Or did it?
Initially, Norman Byler, a 63-year-old Amish man, was charged with raping two children in his extended family. But - and here's where justice seems to have taken a back seat to faith-based concerns - Byler was allowed to cop a plea to stay out of prison and remain a practicing member of his Amish congregation.
Public defender Dianne Menashe argued, “If he were to go to prison and have to shave his hair and wear prison garb that would pretty much kill Norman.” Guernsey County Prosecutor Keith Plummer said the case was made difficult by the Amish community's insistence on dealing with a member's transgressions solely within the church.
An Amish bishop has ordered Byler to be shunned - a shaming ritual short of excommunication - as punishment for his sex offenses. The penance is fulfilled through public confession and repentance and eventually church forgiveness.
While it is all well and good that the Amish prefer to discipline the misdeeds of members without outside worldly interference, that consideration should have no bearing on the right of the state to enforce its laws.
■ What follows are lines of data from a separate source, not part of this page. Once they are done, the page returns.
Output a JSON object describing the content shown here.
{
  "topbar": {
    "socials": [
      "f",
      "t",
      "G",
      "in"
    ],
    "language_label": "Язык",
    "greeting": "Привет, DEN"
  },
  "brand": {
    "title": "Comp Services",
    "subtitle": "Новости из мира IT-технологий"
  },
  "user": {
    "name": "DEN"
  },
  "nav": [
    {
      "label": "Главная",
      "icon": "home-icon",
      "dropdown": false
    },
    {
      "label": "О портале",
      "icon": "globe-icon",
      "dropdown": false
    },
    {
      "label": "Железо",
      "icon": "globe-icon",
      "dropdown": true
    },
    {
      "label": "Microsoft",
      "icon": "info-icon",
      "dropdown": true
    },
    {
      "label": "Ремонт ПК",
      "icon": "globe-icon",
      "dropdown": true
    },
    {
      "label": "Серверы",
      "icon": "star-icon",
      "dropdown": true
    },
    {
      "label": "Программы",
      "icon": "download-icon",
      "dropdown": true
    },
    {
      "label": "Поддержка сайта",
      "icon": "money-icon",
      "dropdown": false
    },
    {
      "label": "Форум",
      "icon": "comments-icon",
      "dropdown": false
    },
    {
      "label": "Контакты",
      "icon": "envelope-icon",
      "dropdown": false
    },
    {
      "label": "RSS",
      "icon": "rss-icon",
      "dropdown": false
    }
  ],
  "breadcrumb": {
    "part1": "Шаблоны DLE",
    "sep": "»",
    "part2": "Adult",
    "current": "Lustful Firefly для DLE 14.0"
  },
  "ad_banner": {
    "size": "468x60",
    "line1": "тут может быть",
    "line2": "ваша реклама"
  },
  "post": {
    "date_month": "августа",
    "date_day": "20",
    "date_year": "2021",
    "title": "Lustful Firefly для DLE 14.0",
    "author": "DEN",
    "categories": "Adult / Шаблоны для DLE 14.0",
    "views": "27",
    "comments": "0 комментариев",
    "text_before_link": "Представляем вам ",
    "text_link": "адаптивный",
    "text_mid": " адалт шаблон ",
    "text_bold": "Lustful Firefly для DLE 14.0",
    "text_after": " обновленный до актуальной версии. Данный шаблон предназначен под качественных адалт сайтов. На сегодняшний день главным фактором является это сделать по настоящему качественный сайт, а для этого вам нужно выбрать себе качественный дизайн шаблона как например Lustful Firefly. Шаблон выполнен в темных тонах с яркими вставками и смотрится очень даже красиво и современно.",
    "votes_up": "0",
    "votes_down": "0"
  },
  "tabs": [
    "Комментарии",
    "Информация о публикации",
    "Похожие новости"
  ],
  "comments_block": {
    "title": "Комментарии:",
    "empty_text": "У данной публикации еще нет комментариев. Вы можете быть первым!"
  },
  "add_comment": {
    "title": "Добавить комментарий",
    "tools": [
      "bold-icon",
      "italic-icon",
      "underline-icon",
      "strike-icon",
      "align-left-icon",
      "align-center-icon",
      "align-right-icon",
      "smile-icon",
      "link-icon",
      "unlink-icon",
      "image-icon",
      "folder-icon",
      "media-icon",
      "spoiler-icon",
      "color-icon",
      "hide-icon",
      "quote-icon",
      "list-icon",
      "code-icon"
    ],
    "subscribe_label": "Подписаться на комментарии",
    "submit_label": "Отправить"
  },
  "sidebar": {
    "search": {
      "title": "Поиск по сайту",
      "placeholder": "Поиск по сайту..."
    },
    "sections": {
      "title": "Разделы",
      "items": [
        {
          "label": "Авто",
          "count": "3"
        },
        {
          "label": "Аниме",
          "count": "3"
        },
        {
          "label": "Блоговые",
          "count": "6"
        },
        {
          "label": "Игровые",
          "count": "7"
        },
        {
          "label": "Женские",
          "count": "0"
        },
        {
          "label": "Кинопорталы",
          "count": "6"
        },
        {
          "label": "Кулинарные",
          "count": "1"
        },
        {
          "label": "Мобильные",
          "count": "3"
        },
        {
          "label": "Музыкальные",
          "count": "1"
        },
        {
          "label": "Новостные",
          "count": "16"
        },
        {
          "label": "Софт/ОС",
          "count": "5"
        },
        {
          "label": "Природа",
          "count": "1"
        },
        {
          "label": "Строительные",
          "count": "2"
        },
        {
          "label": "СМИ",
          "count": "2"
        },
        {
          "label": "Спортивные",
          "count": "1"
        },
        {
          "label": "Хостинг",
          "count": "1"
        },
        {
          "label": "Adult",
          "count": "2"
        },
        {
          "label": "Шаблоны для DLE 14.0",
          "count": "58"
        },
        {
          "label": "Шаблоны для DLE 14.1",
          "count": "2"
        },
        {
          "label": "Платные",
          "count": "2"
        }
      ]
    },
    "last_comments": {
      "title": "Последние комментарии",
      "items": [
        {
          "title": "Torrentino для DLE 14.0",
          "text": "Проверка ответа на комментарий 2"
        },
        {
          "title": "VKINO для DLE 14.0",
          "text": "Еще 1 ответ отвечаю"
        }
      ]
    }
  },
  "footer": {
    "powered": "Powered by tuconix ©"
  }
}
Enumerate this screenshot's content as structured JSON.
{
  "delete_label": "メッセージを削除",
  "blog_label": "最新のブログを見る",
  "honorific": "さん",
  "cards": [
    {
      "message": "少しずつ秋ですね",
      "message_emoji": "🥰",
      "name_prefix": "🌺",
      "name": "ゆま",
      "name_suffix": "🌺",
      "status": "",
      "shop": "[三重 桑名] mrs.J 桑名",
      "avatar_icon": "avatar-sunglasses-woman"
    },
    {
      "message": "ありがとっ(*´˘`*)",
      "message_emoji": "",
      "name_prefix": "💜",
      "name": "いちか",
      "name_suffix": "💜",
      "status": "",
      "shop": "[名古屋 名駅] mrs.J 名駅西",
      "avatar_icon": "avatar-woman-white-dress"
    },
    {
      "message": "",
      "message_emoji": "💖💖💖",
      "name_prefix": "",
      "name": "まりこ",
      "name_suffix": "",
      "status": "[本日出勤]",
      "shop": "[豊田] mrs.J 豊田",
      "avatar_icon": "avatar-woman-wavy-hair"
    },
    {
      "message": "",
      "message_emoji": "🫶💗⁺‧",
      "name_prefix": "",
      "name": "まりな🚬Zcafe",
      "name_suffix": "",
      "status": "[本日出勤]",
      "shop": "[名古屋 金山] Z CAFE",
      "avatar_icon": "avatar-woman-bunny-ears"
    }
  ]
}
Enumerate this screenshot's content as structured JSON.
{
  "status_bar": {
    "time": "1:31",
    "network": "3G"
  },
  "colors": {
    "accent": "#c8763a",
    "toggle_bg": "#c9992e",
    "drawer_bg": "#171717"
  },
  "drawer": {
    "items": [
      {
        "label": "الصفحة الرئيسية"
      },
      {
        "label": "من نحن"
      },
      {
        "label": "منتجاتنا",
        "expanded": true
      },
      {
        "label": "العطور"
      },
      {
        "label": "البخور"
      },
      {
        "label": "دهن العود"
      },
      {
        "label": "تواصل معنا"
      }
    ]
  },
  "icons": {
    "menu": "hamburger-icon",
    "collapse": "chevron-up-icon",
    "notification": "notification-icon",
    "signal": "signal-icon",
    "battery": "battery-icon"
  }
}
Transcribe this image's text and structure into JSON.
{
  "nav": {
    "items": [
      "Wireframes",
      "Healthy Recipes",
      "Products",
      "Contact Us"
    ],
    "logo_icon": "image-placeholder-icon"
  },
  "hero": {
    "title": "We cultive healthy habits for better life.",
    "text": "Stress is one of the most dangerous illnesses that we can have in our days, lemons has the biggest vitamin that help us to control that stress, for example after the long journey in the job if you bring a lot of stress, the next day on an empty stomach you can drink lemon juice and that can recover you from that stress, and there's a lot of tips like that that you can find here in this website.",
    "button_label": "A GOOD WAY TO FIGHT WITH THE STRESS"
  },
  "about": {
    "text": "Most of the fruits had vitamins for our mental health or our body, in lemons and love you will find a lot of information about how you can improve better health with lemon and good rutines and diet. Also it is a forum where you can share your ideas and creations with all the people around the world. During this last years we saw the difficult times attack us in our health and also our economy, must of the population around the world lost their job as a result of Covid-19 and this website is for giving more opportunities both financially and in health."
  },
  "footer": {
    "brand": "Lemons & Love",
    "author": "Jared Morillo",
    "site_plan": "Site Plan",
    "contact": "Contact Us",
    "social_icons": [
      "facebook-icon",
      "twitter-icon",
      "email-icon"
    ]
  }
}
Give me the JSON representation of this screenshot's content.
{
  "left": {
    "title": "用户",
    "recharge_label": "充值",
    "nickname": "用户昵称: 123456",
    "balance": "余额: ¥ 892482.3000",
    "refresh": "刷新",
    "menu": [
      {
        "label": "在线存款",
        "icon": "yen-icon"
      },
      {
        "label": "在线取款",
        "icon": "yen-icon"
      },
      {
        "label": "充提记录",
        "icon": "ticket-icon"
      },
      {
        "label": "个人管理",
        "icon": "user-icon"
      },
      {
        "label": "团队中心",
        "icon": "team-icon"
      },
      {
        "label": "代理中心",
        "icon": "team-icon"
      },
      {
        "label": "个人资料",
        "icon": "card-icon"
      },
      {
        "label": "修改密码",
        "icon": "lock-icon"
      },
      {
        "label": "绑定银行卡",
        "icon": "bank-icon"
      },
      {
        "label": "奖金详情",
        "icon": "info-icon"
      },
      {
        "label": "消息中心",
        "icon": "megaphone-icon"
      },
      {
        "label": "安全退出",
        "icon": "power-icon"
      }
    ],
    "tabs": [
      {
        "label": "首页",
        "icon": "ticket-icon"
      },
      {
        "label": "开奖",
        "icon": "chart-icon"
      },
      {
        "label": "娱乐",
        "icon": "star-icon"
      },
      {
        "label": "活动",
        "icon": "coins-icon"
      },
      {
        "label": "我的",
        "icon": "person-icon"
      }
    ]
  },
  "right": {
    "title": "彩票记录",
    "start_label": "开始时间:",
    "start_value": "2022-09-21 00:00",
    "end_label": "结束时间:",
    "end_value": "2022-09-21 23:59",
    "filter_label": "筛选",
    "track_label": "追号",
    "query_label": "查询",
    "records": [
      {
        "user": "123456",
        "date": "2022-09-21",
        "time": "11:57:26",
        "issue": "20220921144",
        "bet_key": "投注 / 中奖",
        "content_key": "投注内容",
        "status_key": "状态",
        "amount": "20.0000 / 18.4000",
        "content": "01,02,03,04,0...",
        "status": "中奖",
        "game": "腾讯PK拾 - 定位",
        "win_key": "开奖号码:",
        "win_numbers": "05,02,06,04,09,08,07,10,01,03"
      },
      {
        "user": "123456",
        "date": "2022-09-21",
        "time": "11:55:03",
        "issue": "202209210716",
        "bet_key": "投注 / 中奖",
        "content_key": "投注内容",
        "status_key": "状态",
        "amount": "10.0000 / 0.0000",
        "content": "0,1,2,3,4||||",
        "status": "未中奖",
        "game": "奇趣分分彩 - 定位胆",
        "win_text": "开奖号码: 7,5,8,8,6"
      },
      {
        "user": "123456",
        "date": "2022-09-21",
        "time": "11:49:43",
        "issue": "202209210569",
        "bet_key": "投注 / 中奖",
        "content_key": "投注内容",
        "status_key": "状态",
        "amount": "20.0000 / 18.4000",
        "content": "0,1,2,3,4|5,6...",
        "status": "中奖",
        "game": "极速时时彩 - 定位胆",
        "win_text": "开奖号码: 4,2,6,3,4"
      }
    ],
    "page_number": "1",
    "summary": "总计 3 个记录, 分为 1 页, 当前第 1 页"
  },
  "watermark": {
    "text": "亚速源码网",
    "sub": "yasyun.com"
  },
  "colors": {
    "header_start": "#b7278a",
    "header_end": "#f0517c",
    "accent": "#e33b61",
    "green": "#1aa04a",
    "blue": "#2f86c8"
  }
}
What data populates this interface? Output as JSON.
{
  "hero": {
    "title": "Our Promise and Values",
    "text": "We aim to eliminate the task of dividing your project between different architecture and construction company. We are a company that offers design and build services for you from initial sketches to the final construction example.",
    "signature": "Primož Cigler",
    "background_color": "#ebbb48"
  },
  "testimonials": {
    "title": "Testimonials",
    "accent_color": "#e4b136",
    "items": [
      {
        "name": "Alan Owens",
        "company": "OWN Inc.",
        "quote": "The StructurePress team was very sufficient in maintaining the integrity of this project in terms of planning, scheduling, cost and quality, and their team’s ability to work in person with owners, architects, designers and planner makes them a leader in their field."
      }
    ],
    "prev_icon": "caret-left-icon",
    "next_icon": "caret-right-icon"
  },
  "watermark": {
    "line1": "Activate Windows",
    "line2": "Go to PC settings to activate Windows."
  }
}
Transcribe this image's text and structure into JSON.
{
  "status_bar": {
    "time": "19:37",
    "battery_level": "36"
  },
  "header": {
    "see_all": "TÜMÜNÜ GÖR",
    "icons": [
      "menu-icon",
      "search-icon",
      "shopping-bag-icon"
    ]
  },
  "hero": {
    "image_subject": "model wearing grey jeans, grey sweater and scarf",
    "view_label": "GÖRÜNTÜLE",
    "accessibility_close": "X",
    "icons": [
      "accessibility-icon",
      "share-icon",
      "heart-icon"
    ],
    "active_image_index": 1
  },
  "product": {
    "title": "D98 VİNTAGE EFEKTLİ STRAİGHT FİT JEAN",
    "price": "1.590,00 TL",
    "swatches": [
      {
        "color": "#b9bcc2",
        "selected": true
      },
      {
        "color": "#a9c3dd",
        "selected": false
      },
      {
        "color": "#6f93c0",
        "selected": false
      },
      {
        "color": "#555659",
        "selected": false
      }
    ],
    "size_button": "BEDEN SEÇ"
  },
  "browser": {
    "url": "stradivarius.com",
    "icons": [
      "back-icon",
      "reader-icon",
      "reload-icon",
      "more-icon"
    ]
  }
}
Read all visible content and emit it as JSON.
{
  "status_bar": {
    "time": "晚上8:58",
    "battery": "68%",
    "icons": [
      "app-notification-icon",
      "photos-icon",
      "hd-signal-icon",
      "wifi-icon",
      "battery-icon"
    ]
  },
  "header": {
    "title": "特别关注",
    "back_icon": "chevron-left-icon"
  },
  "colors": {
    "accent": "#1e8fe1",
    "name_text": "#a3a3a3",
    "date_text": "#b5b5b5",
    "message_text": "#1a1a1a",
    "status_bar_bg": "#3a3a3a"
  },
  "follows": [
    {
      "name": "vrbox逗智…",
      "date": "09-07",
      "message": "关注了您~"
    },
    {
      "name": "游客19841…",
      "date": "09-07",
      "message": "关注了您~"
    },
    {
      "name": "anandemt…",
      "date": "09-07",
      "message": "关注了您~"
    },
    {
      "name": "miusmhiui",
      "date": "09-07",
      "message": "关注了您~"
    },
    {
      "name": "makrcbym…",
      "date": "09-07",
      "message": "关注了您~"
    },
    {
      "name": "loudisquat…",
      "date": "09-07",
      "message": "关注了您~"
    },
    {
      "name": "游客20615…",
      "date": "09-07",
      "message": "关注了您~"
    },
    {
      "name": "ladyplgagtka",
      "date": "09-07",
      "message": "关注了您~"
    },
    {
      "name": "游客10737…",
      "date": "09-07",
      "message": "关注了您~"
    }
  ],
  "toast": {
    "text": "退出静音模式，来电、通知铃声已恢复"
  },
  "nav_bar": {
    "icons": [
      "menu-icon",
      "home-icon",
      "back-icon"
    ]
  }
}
The man was charged with raping two girls, ages 3 and 5, in 1999. Initially he pleaded innocent to the charges and at first was ruled incompetent to stand trial. A year ago, while confined to a psychiatric hospital, Byler wrote to Judge David Ellwood, repenting for his actions and claiming to be in need of treatment for a “nervous condition.”
In July the judge ruled him competent for trial. But a few days before the Byler trial was to begin, he was allowed to plead guilty to five lesser charges of sexual battery. He had originally faced 11 counts of rape and gross sexual imposition. The deal was in exchange for a likely sentence of five-years participation in a non-residential sexual offender treatment program.
So Norman Byler, while ostracized within his Amish community, will be free to find his way into its good graces again. His adult children argue that further prosecution of their father would not help. Not help whom? The victims or the admitted sex offender?
It is troubling that the confessed perpetrator of such offenses - regardless of his theological orientation - would be accommodated by a system whose primary goal should have been delivering a measure of justice to his innocent casualties.